### [Task prompt]
Repeat every record below exactly, leaving out the pictures.

### [Supplied records]
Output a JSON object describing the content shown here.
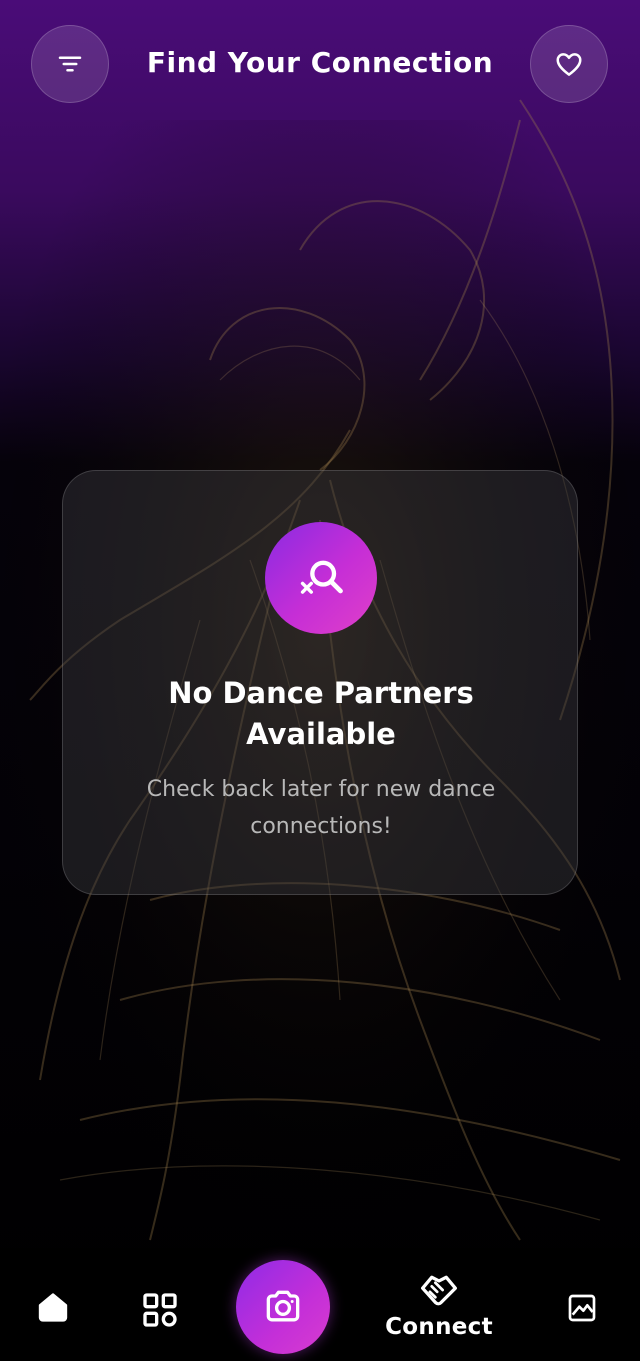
{
  "header": {
    "title": "Find Your Connection",
    "filter_icon": "filter-lines-icon",
    "favorite_icon": "heart-outline-icon"
  },
  "empty_state": {
    "icon": "search-cancel-icon",
    "title_line1": "No Dance Partners",
    "title_line2": "Available",
    "subtitle_line1": "Check back later for new dance",
    "subtitle_line2": "connections!"
  },
  "bottom_nav": {
    "items": [
      {
        "icon": "home-icon",
        "label": ""
      },
      {
        "icon": "grid-icon",
        "label": ""
      },
      {
        "icon": "camera-icon",
        "label": ""
      },
      {
        "icon": "handshake-icon",
        "label": "Connect"
      },
      {
        "icon": "gallery-icon",
        "label": ""
      }
    ]
  },
  "colors": {
    "accent_purple": "#8f2be6",
    "accent_magenta": "#d83ccf",
    "header_purple": "#4a0c78",
    "background": "#000000"
  }
}
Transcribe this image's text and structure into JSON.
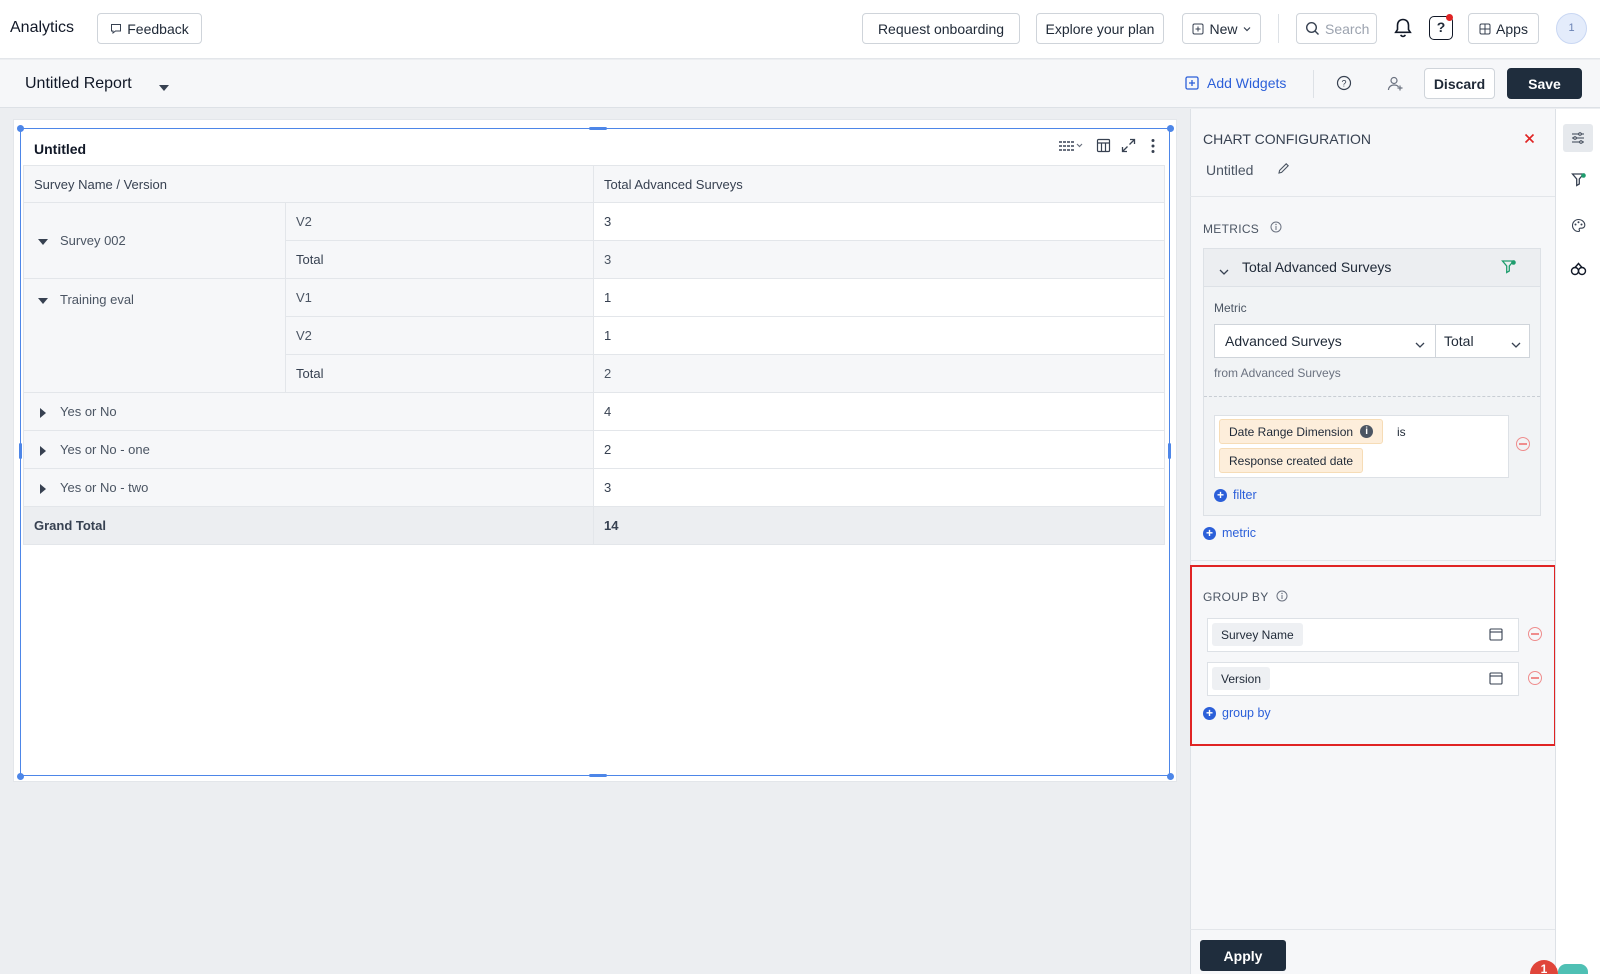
{
  "topbar": {
    "app_title": "Analytics",
    "feedback_label": "Feedback",
    "request_onboarding_label": "Request onboarding",
    "explore_plan_label": "Explore your plan",
    "new_label": "New",
    "search_placeholder": "Search",
    "help_label": "?",
    "apps_label": "Apps",
    "avatar_initial": "1"
  },
  "reportbar": {
    "report_title": "Untitled Report",
    "add_widgets_label": "Add Widgets",
    "discard_label": "Discard",
    "save_label": "Save"
  },
  "widget": {
    "title": "Untitled",
    "col_dimension": "Survey Name / Version",
    "col_metric": "Total Advanced Surveys",
    "groups": [
      {
        "name": "Survey 002",
        "rows": [
          {
            "version": "V2",
            "value": "3"
          },
          {
            "version": "Total",
            "value": "3"
          }
        ]
      },
      {
        "name": "Training eval",
        "rows": [
          {
            "version": "V1",
            "value": "1"
          },
          {
            "version": "V2",
            "value": "1"
          },
          {
            "version": "Total",
            "value": "2"
          }
        ]
      }
    ],
    "collapsed": [
      {
        "name": "Yes or No",
        "value": "4"
      },
      {
        "name": "Yes or No - one",
        "value": "2"
      },
      {
        "name": "Yes or No - two",
        "value": "3"
      }
    ],
    "grand_total_label": "Grand Total",
    "grand_total_value": "14"
  },
  "config": {
    "heading": "CHART CONFIGURATION",
    "chart_name": "Untitled",
    "metrics_title": "METRICS",
    "metric_card_title": "Total Advanced Surveys",
    "metric_label": "Metric",
    "metric_select": "Advanced Surveys",
    "aggregation_select": "Total",
    "metric_source": "from Advanced Surveys",
    "filter_dimension": "Date Range Dimension",
    "filter_operator": "is",
    "filter_value": "Response created date",
    "add_filter_label": "filter",
    "add_metric_label": "metric",
    "group_by_title": "GROUP BY",
    "group_by_items": [
      "Survey Name",
      "Version"
    ],
    "add_group_by_label": "group by",
    "apply_label": "Apply",
    "notification_count": "1"
  },
  "colors": {
    "primary_dark": "#1f2d3d",
    "accent_blue": "#2b5fd9",
    "selection_blue": "#4d86e8",
    "highlight_red": "#e02424",
    "chip_orange": "#fdeedb",
    "remove_red": "#ef8d8d"
  }
}
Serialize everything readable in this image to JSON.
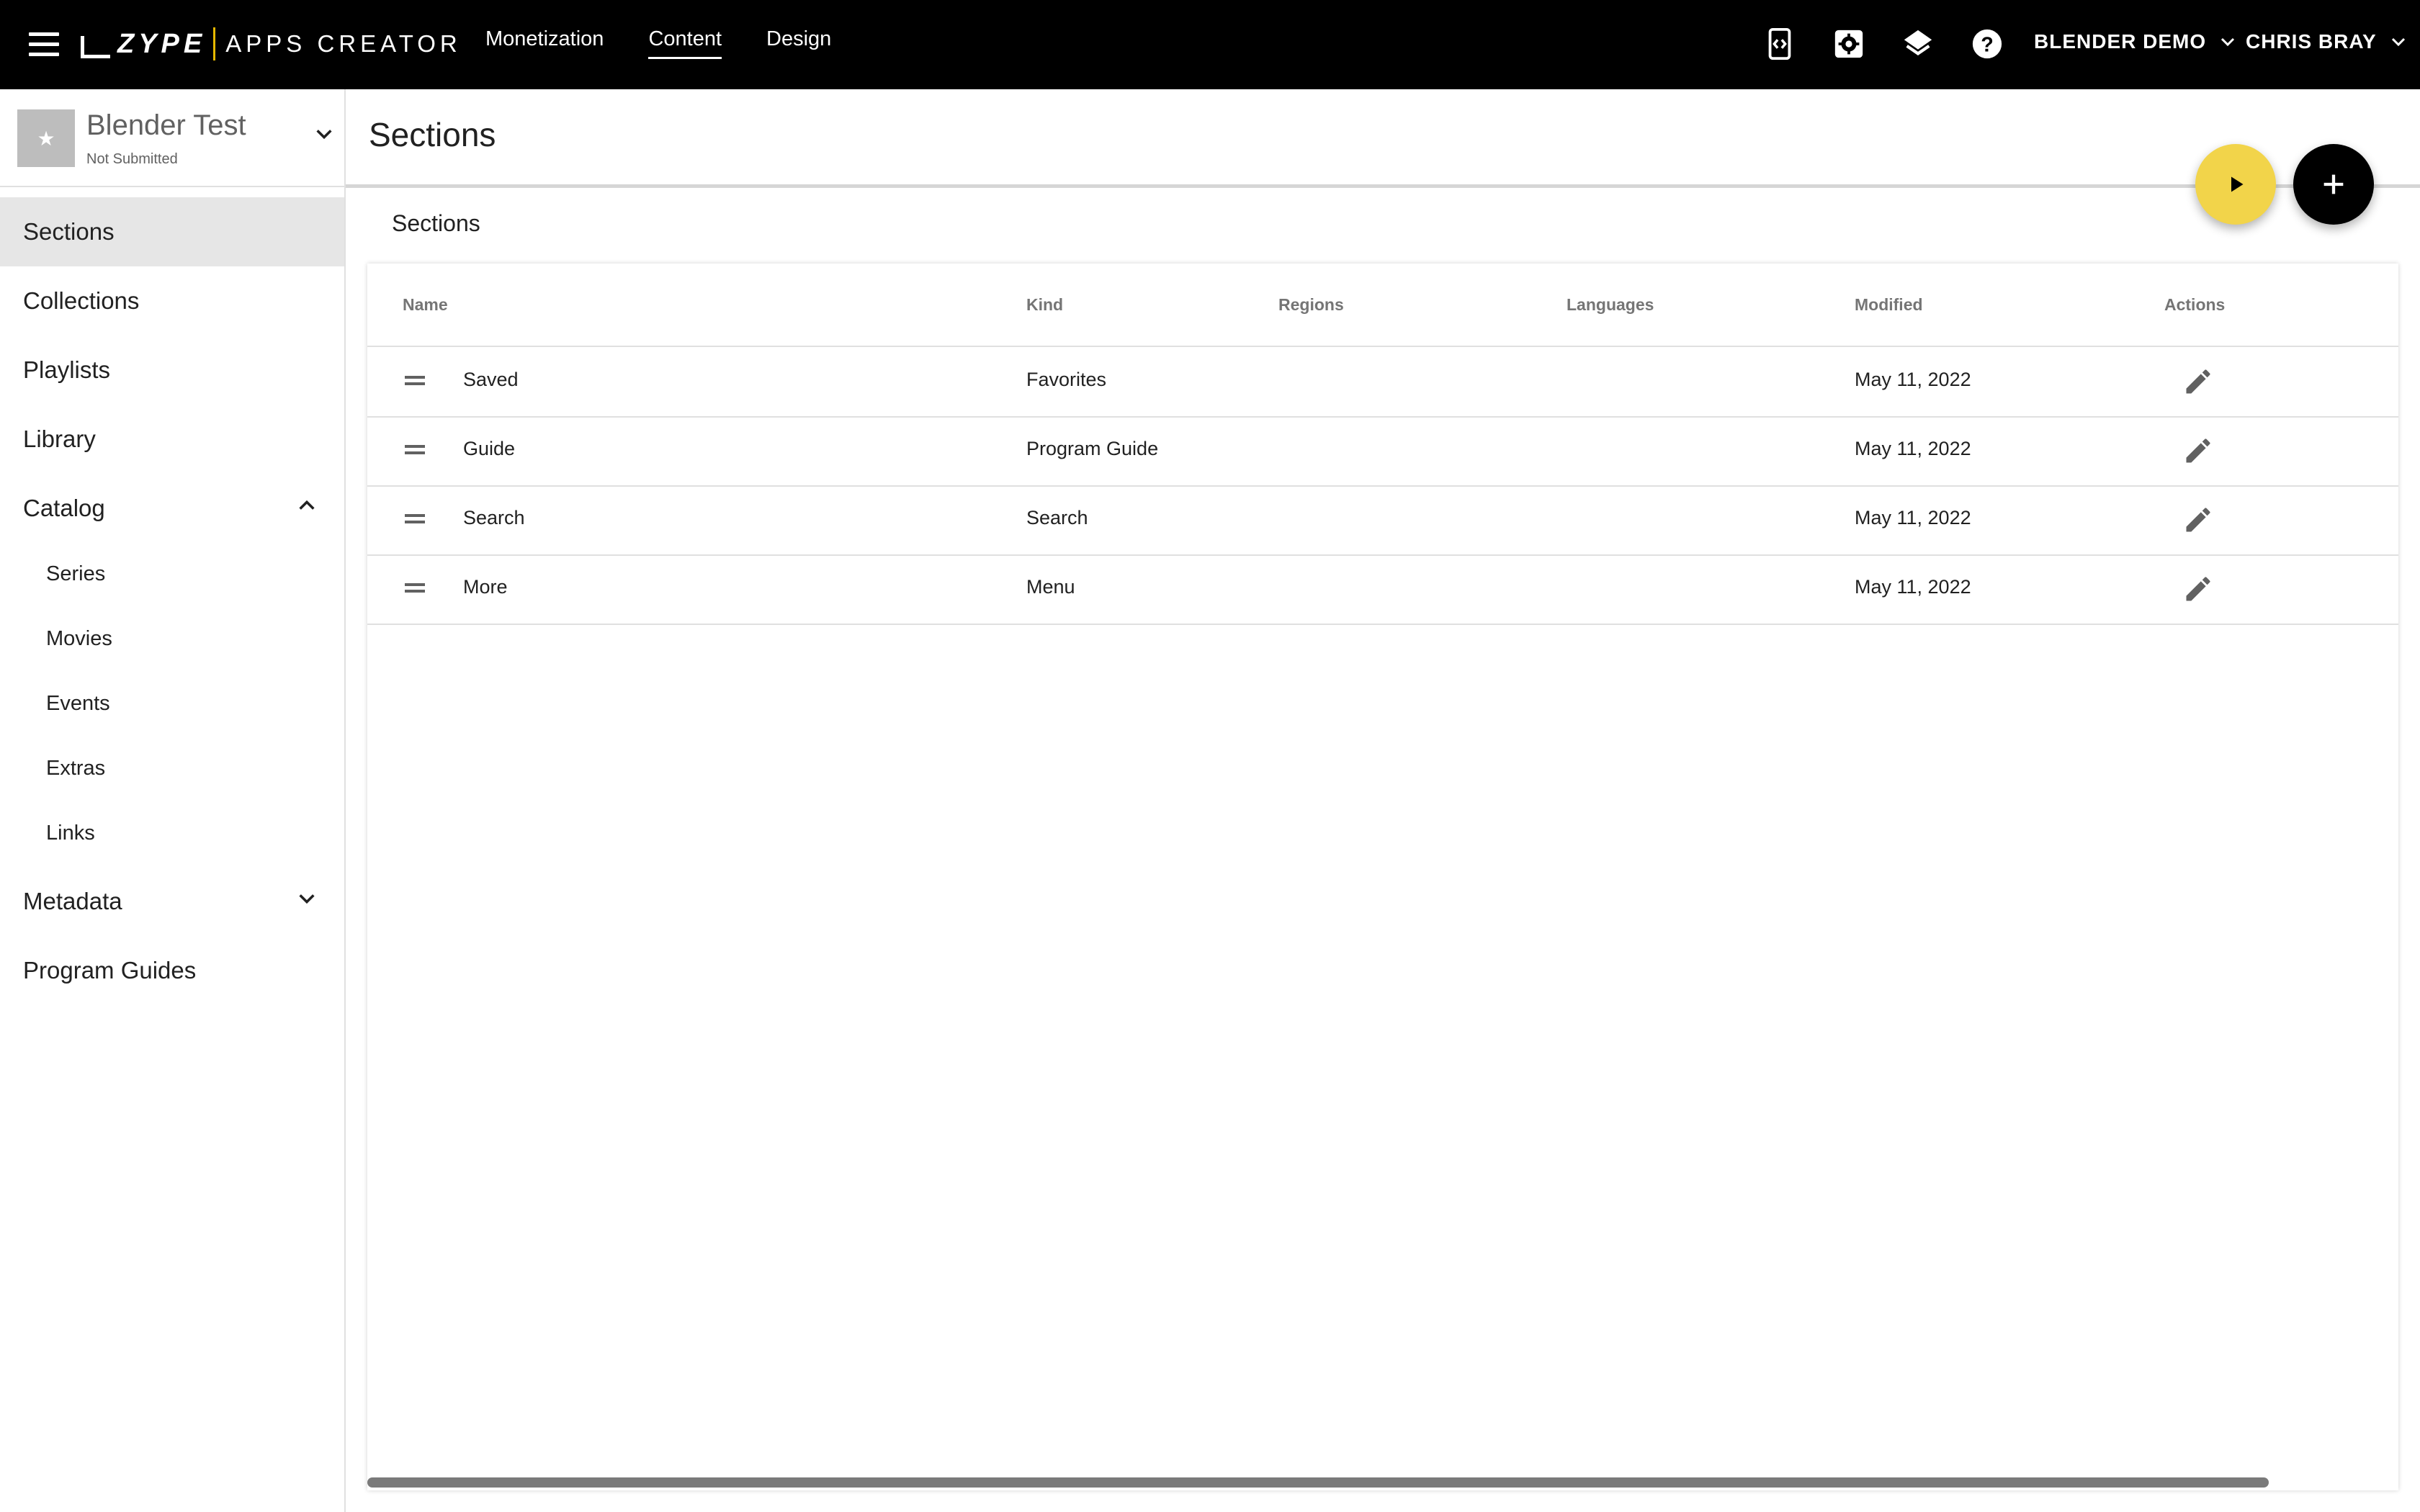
{
  "brand": {
    "logo_text": "ZYPE",
    "product": "APPS CREATOR"
  },
  "nav": [
    {
      "label": "Monetization",
      "active": false
    },
    {
      "label": "Content",
      "active": true
    },
    {
      "label": "Design",
      "active": false
    }
  ],
  "toolbar_icons": [
    "app-preview-icon",
    "settings-icon",
    "layers-icon",
    "help-icon"
  ],
  "account": {
    "org": "BLENDER DEMO",
    "user": "CHRIS BRAY"
  },
  "app": {
    "name": "Blender Test",
    "status": "Not Submitted"
  },
  "sidebar": {
    "items": [
      {
        "label": "Sections",
        "active": true
      },
      {
        "label": "Collections"
      },
      {
        "label": "Playlists"
      },
      {
        "label": "Library"
      },
      {
        "label": "Catalog",
        "expanded": true
      },
      {
        "label": "Metadata",
        "expanded": false
      },
      {
        "label": "Program Guides"
      }
    ],
    "catalog_children": [
      "Series",
      "Movies",
      "Events",
      "Extras",
      "Links"
    ]
  },
  "page": {
    "title": "Sections",
    "card_title": "Sections"
  },
  "table": {
    "columns": [
      "Name",
      "Kind",
      "Regions",
      "Languages",
      "Modified",
      "Actions"
    ],
    "rows": [
      {
        "name": "Saved",
        "kind": "Favorites",
        "regions": "",
        "languages": "",
        "modified": "May 11, 2022"
      },
      {
        "name": "Guide",
        "kind": "Program Guide",
        "regions": "",
        "languages": "",
        "modified": "May 11, 2022"
      },
      {
        "name": "Search",
        "kind": "Search",
        "regions": "",
        "languages": "",
        "modified": "May 11, 2022"
      },
      {
        "name": "More",
        "kind": "Menu",
        "regions": "",
        "languages": "",
        "modified": "May 11, 2022"
      }
    ]
  },
  "colors": {
    "topbar": "#000000",
    "accent_yellow": "#f2d44a",
    "active_item_bg": "#e6e6e6"
  }
}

### [Task result]
Output a JSON object describing the content shown here.
{
  "header": {
    "title": "Find Your Connection",
    "filter_icon": "filter-lines-icon",
    "favorite_icon": "heart-outline-icon"
  },
  "empty_state": {
    "icon": "search-cancel-icon",
    "title_line1": "No Dance Partners",
    "title_line2": "Available",
    "subtitle_line1": "Check back later for new dance",
    "subtitle_line2": "connections!"
  },
  "bottom_nav": {
    "items": [
      {
        "icon": "home-icon",
        "label": ""
      },
      {
        "icon": "grid-icon",
        "label": ""
      },
      {
        "icon": "camera-icon",
        "label": ""
      },
      {
        "icon": "handshake-icon",
        "label": "Connect"
      },
      {
        "icon": "gallery-icon",
        "label": ""
      }
    ]
  },
  "colors": {
    "accent_purple": "#8f2be6",
    "accent_magenta": "#d83ccf",
    "header_purple": "#4a0c78",
    "background": "#000000"
  }
}
Transcribe this image's text and structure into JSON.
{
  "topbar": {
    "app_title": "Analytics",
    "feedback_label": "Feedback",
    "request_onboarding_label": "Request onboarding",
    "explore_plan_label": "Explore your plan",
    "new_label": "New",
    "search_placeholder": "Search",
    "help_label": "?",
    "apps_label": "Apps",
    "avatar_initial": "1"
  },
  "reportbar": {
    "report_title": "Untitled Report",
    "add_widgets_label": "Add Widgets",
    "discard_label": "Discard",
    "save_label": "Save"
  },
  "widget": {
    "title": "Untitled",
    "col_dimension": "Survey Name / Version",
    "col_metric": "Total Advanced Surveys",
    "groups": [
      {
        "name": "Survey 002",
        "rows": [
          {
            "version": "V2",
            "value": "3"
          },
          {
            "version": "Total",
            "value": "3"
          }
        ]
      },
      {
        "name": "Training eval",
        "rows": [
          {
            "version": "V1",
            "value": "1"
          },
          {
            "version": "V2",
            "value": "1"
          },
          {
            "version": "Total",
            "value": "2"
          }
        ]
      }
    ],
    "collapsed": [
      {
        "name": "Yes or No",
        "value": "4"
      },
      {
        "name": "Yes or No - one",
        "value": "2"
      },
      {
        "name": "Yes or No - two",
        "value": "3"
      }
    ],
    "grand_total_label": "Grand Total",
    "grand_total_value": "14"
  },
  "config": {
    "heading": "CHART CONFIGURATION",
    "chart_name": "Untitled",
    "metrics_title": "METRICS",
    "metric_card_title": "Total Advanced Surveys",
    "metric_label": "Metric",
    "metric_select": "Advanced Surveys",
    "aggregation_select": "Total",
    "metric_source": "from Advanced Surveys",
    "filter_dimension": "Date Range Dimension",
    "filter_operator": "is",
    "filter_value": "Response created date",
    "add_filter_label": "filter",
    "add_metric_label": "metric",
    "group_by_title": "GROUP BY",
    "group_by_items": [
      "Survey Name",
      "Version"
    ],
    "add_group_by_label": "group by",
    "apply_label": "Apply",
    "notification_count": "1"
  },
  "colors": {
    "primary_dark": "#1f2d3d",
    "accent_blue": "#2b5fd9",
    "selection_blue": "#4d86e8",
    "highlight_red": "#e02424",
    "chip_orange": "#fdeedb",
    "remove_red": "#ef8d8d"
  }
}
Serialize everything readable in this image to JSON.
{
  "brand": {
    "logo_text": "ZYPE",
    "product": "APPS CREATOR"
  },
  "nav": [
    {
      "label": "Monetization",
      "active": false
    },
    {
      "label": "Content",
      "active": true
    },
    {
      "label": "Design",
      "active": false
    }
  ],
  "toolbar_icons": [
    "app-preview-icon",
    "settings-icon",
    "layers-icon",
    "help-icon"
  ],
  "account": {
    "org": "BLENDER DEMO",
    "user": "CHRIS BRAY"
  },
  "app": {
    "name": "Blender Test",
    "status": "Not Submitted"
  },
  "sidebar": {
    "items": [
      {
        "label": "Sections",
        "active": true
      },
      {
        "label": "Collections"
      },
      {
        "label": "Playlists"
      },
      {
        "label": "Library"
      },
      {
        "label": "Catalog",
        "expanded": true
      },
      {
        "label": "Metadata",
        "expanded": false
      },
      {
        "label": "Program Guides"
      }
    ],
    "catalog_children": [
      "Series",
      "Movies",
      "Events",
      "Extras",
      "Links"
    ]
  },
  "page": {
    "title": "Sections",
    "card_title": "Sections"
  },
  "table": {
    "columns": [
      "Name",
      "Kind",
      "Regions",
      "Languages",
      "Modified",
      "Actions"
    ],
    "rows": [
      {
        "name": "Saved",
        "kind": "Favorites",
        "regions": "",
        "languages": "",
        "modified": "May 11, 2022"
      },
      {
        "name": "Guide",
        "kind": "Program Guide",
        "regions": "",
        "languages": "",
        "modified": "May 11, 2022"
      },
      {
        "name": "Search",
        "kind": "Search",
        "regions": "",
        "languages": "",
        "modified": "May 11, 2022"
      },
      {
        "name": "More",
        "kind": "Menu",
        "regions": "",
        "languages": "",
        "modified": "May 11, 2022"
      }
    ]
  },
  "colors": {
    "topbar": "#000000",
    "accent_yellow": "#f2d44a",
    "active_item_bg": "#e6e6e6"
  }
}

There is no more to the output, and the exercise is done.